Acute Respiratory Distress Syndrome, or ARDS, is an often fatal complication of severe traumatic injury, bacterial infections, blood transfusions and overdoses of some medications. In ARDS, the lungs become swollen with fluid and breathing becomes impossible. Thirty percent to 40 percent of patients die. There is no effective treatment.
Sepsis, an overwhelming bacterial infection of the blood and organs, is the most common cause of ARDS. When the immune system responds to the infection, molecules called inflammatory cytokines and chemokines are released.

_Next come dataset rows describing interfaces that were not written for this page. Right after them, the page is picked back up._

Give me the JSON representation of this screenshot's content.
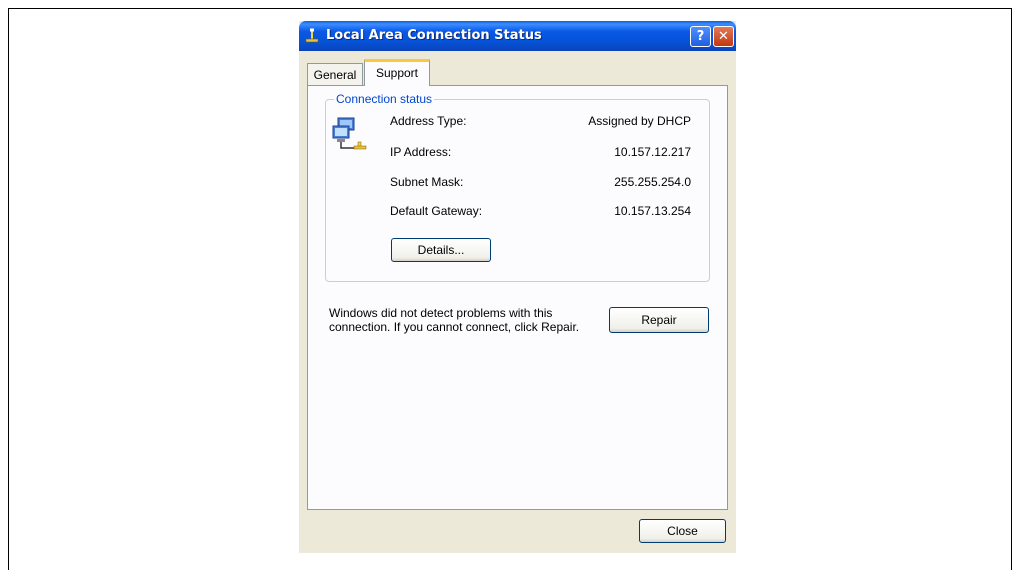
{
  "window": {
    "title": "Local Area Connection Status",
    "help_glyph": "?",
    "close_glyph": "✕"
  },
  "tabs": [
    {
      "label": "General",
      "active": false
    },
    {
      "label": "Support",
      "active": true
    }
  ],
  "connection_status": {
    "legend": "Connection status",
    "rows": [
      {
        "label": "Address Type:",
        "value": "Assigned by DHCP"
      },
      {
        "label": "IP Address:",
        "value": "10.157.12.217"
      },
      {
        "label": "Subnet Mask:",
        "value": "255.255.254.0"
      },
      {
        "label": "Default Gateway:",
        "value": "10.157.13.254"
      }
    ],
    "details_label": "Details..."
  },
  "repair": {
    "message": "Windows did not detect problems with this connection. If you cannot connect, click Repair.",
    "button_label": "Repair"
  },
  "footer": {
    "close_label": "Close"
  },
  "colors": {
    "titlebar": "#0b58e6",
    "group_label": "#0046d5",
    "dialog_bg": "#ece9d8"
  },
  "icons": {
    "title": "network-connection-icon",
    "status": "network-computers-icon"
  }
}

These molecules attract inflammatory white blood cells and destroy bacteria, but also lead to fever, swelling and other symptoms of shock and can wreak havoc on the patient in the course of fighting off the infection.
"Without an inflammatory response, bacterial invaders in the lungs can kill, but too intense a response can also be fatal," said Kurt Bachmaier, UIC research assistant professor in pharmacology and first author of the study. "We need a better understanding of how the immune system modulates this defense so that we can understand what goes wrong in life-threatening lung failure."

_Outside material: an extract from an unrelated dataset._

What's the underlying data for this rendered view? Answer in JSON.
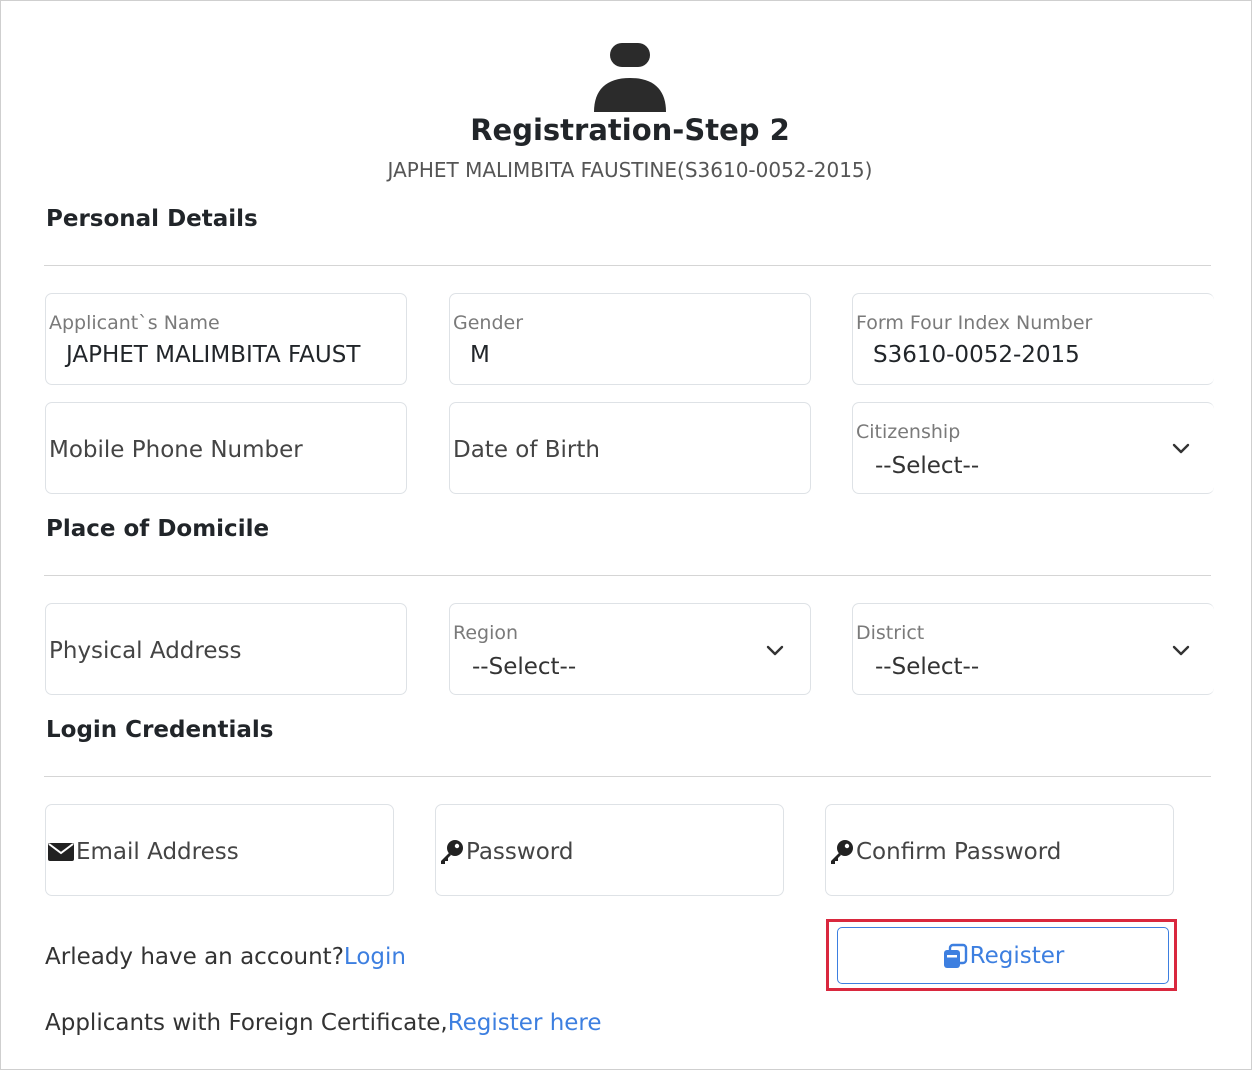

The researchers created a mouse model that lacks the gene for a protein, called Cblb, which was known to play a crucial role in chronic inflammation and auto-immunity through regulation of T- and B-cells.
When sepsis was induced in mice with and without the Cblb gene, there was a marked difference in the level of the inflammatory response and survival. Mice lacking the Cblb gene were much less likely to survive than control mice.

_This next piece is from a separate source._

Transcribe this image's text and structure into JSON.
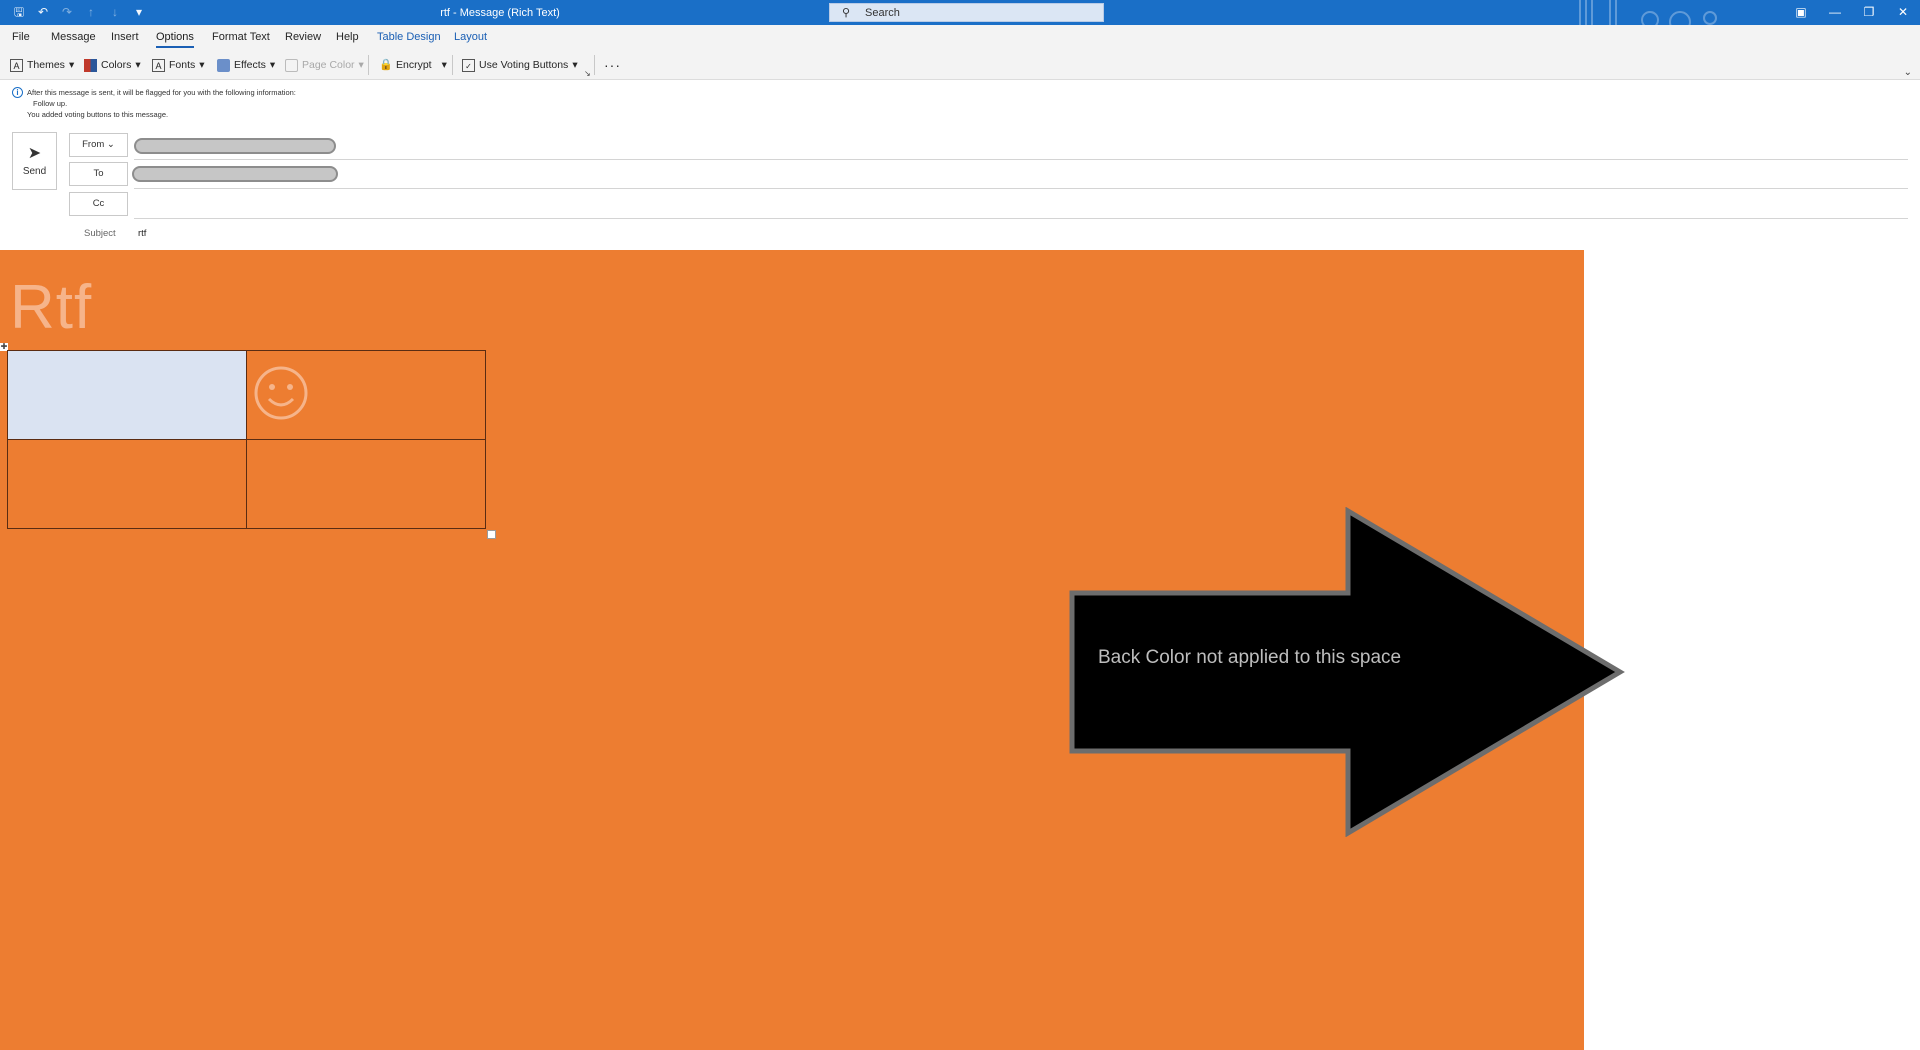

The UIC researchers were able to show how Cblb regulates the immune response. They showed that in normal mice, a receptor found in lung tissue that induces the release of inflammatory cytokines and chemokines disappears from the cell surface after about an hour, ending the signaling of the immune response.
In the Cblb-deficient mice the receptor stays on the surface, and the inflammatory response is not turned off.
The researchers were also able to show that a protein that controls the production of inflammatory cytokines, called NF-kB, is induced in lung tissue after sepsis by that receptor to a much greater extent from the Cblb-deficient mice than in normal mice. NF-kB is known to induce swelling of tissues.
"There are already early-stage drug trials of treatments for ARDS targeting NF-kB," said Bachmaier. "This discovery has real clinical implications in the treatment and prevention of life-threatening lung failure."
Cblb is a potential drug target that may lead to a new class of anti-bacterial drugs, says Dr. Asrar Malik, distinguished professor and head of pharmacology and a senior author on the paper. Malik and Bachmaier have recently filed a patent on the basis of these findings.
Jeanne Galatzer-Levy | EurekAlert!
Fine organic particles in the atmosphere are more often solid glass beads than liquid oil droplets
21.04.2017 | Max-Planck-Institut für Chemie
Study overturns seminal research about the developing nervous system
21.04.2017 | University of California - Los Angeles Health Sciences
The nearby, giant radio galaxy M87 hosts a supermassive black hole (BH) and is well-known for its bright jet dominating the spectrum over ten orders of magnitude in frequency. Due to its proximity, jet prominence, and the large black hole mass, M87 is the best laboratory for investigating the formation, acceleration, and collimation of relativistic jets. A research team led by Silke Britzen from the Max Planck Institute for Radio Astronomy in Bonn, Germany, has found strong indication for turbulent processes connecting the accretion disk and the jet of that galaxy providing insights into the longstanding problem of the origin of astrophysical jets.
Supermassive black holes form some of the most enigmatic phenomena in astrophysics. Their enormous energy output is supposed to be generated by the...
The probability to find a certain number of photons inside a laser pulse usually corresponds to a classical distribution of independent events, the so-called...
Microprocessors based on atomically thin materials hold the promise of the evolution of traditional processors as well as new applications in the field of flexible electronics. Now, a TU Wien research team led by Thomas Müller has made a breakthrough in this field as part of an ongoing research project.
Two-dimensional materials, or 2D materials for short, are extremely versatile, although – or often more precisely because – they are made up of just one or a...
Two researchers at Heidelberg University have developed a model system that enables a better understanding of the processes in a quantum-physical experiment...
Glaciers might seem rather inhospitable environments. However, they are home to a diverse and vibrant microbial community. It’s becoming increasingly clear that they play a bigger role in the carbon cycle than previously thought.
A new study, now published in the journal Nature Geoscience, shows how microbial communities in melting glaciers contribute to the Earth’s carbon cycle, a...
20.04.2017 | Event News
18.04.2017 | Event News
03.04.2017 | Event News
21.04.2017 | Physics and Astronomy
21.04.2017 | Health and Medicine
21.04.2017 | Physics and Astronomy